(Entries from a dataset of interfaces)
+ + + +

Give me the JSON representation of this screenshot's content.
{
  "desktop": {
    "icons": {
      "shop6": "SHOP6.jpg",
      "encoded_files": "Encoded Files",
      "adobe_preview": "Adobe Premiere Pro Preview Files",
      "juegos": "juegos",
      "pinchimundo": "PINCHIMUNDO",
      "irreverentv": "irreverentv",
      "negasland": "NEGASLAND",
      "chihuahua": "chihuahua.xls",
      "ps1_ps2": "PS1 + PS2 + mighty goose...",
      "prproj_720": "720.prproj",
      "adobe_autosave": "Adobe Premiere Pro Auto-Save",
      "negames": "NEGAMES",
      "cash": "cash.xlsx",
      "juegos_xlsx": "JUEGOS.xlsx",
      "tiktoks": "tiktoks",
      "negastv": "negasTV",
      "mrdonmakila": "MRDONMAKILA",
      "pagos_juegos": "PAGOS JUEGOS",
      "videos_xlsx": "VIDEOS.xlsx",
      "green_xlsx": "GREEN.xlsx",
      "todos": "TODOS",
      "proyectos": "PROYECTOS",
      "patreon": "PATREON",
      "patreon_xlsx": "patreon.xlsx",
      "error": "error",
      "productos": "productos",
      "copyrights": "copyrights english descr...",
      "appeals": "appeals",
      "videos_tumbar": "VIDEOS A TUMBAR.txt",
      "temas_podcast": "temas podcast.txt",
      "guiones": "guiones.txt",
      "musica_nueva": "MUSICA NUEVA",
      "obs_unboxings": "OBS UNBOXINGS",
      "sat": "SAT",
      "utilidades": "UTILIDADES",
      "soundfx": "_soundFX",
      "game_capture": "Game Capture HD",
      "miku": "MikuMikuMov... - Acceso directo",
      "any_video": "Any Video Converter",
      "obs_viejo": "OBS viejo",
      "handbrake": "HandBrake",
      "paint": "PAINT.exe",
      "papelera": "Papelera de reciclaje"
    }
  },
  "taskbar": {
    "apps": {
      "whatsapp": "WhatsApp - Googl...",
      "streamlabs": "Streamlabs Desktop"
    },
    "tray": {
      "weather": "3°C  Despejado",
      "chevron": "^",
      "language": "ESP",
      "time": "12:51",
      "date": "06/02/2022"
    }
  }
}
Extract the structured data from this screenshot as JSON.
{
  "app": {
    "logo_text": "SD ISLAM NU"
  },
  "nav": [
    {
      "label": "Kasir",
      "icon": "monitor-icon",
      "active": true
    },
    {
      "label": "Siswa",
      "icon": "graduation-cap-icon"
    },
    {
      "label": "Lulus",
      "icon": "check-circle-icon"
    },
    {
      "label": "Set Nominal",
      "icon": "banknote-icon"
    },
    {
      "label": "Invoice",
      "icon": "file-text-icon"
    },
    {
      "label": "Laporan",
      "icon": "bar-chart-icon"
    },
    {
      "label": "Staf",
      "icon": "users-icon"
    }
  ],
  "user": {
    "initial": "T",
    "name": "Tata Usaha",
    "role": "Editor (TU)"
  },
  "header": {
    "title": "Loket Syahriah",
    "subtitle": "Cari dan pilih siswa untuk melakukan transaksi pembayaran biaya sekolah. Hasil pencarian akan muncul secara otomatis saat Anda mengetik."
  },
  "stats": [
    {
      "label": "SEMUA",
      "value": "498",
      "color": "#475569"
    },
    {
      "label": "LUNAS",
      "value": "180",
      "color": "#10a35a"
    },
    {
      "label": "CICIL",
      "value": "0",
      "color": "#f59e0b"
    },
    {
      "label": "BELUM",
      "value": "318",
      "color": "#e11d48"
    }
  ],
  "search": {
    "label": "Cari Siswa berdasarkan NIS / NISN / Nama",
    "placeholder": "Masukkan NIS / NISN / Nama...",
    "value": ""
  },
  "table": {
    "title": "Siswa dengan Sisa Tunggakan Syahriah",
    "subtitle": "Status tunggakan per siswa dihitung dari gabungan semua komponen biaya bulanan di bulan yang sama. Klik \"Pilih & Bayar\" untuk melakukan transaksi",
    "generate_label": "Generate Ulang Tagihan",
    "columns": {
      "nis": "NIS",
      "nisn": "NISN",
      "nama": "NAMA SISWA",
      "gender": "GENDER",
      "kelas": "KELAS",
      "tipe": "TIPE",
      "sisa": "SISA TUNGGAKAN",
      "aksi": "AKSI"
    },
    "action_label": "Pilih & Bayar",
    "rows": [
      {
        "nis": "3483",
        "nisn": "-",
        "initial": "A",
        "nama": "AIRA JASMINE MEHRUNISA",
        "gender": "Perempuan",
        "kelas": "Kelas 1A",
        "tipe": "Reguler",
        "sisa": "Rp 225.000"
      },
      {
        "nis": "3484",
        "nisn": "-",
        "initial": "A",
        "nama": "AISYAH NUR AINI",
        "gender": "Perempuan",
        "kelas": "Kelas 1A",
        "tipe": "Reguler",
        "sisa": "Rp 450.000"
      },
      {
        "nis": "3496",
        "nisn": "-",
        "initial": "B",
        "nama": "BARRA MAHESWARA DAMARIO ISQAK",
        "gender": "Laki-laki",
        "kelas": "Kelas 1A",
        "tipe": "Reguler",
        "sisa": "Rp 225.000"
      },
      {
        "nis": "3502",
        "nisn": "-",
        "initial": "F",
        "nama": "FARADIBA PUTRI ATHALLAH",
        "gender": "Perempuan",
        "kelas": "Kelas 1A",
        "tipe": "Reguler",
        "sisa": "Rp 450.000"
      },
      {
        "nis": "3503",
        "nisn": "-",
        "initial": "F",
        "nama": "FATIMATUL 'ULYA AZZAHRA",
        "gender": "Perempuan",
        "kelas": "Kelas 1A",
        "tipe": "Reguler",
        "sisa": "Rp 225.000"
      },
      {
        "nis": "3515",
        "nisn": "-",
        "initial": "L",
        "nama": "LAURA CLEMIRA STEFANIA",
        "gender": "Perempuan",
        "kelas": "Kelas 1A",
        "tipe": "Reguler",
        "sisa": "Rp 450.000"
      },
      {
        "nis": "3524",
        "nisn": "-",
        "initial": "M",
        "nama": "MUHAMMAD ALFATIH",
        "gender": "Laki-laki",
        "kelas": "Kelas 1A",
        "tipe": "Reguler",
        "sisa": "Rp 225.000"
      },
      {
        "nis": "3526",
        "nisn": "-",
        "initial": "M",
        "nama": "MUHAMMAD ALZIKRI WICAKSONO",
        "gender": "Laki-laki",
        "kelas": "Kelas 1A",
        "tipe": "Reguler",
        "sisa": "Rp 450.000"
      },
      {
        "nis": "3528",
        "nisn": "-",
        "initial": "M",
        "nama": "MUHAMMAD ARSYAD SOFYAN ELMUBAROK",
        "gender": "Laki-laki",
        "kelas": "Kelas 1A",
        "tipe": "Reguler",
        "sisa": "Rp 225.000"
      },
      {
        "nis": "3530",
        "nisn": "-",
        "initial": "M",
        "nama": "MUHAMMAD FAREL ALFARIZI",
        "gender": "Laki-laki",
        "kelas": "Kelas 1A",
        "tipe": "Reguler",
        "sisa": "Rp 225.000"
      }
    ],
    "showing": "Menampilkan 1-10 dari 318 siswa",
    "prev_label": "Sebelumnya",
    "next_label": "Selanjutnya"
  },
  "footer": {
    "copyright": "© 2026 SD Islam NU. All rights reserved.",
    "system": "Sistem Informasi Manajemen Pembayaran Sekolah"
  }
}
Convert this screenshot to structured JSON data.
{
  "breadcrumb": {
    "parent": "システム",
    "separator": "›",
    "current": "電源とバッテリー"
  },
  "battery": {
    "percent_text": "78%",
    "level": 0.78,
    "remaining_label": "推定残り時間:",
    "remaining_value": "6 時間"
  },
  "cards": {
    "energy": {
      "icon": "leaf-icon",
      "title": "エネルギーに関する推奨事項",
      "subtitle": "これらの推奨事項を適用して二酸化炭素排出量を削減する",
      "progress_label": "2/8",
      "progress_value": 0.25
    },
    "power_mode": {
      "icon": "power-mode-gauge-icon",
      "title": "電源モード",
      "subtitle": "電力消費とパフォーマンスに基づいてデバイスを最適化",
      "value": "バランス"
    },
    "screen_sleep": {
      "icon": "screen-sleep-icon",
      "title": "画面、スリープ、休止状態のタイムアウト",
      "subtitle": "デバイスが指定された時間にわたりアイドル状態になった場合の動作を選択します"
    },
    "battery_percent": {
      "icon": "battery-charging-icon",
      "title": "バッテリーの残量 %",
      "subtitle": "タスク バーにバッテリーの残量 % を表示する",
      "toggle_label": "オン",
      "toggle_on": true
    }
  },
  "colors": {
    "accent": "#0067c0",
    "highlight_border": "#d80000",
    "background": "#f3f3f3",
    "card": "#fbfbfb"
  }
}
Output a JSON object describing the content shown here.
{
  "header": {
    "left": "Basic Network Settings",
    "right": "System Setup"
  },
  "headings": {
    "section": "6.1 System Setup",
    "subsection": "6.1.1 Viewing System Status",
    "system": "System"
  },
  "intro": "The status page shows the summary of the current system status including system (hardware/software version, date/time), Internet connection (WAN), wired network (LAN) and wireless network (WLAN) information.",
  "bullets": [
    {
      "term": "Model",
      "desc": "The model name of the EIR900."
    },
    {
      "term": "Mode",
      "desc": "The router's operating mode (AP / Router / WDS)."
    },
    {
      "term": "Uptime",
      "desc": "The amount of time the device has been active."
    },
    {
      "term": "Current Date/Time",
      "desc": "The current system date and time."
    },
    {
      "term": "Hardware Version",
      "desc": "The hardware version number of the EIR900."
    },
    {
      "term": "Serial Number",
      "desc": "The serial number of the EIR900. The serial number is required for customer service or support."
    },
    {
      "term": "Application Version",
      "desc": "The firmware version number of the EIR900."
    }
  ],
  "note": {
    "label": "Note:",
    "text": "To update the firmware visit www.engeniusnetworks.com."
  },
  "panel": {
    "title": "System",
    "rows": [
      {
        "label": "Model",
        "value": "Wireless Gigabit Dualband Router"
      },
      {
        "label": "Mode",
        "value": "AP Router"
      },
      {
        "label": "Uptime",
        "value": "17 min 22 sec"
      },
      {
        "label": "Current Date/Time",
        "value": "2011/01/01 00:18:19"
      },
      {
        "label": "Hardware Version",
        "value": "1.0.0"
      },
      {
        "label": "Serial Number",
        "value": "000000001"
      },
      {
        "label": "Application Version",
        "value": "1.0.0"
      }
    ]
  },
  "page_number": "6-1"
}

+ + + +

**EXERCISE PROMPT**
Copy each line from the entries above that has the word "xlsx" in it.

**RESPONSE AREA**
      "cash": "cash.xlsx",
      "juegos_xlsx": "JUEGOS.xlsx",
      "videos_xlsx": "VIDEOS.xlsx",
      "green_xlsx": "GREEN.xlsx",
      "patreon_xlsx": "patreon.xlsx",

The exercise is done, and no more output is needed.